Exercise :: Lines from the records below that contain the word "value" are to be copied out.

The records ::

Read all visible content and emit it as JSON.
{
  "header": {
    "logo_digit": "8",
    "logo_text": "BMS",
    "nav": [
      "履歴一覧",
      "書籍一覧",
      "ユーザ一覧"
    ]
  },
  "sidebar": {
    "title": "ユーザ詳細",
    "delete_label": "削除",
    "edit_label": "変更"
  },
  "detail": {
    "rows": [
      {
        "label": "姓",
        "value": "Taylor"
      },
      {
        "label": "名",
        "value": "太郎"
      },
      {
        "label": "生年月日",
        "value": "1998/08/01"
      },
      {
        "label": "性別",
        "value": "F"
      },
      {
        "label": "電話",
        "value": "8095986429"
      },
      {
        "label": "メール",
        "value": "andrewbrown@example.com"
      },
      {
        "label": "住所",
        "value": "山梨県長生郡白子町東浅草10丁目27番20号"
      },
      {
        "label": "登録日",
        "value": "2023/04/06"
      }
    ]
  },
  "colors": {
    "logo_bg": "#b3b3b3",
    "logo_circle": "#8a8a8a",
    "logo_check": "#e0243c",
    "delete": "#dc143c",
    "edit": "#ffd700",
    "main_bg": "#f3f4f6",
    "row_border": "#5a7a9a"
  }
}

Result below ::
        "value": "Taylor"
        "value": "太郎"
        "value": "1998/08/01"
        "value": "F"
        "value": "8095986429"
        "value": "andrewbrown@example.com"
        "value": "山梨県長生郡白子町東浅草10丁目27番20号"
        "value": "2023/04/06"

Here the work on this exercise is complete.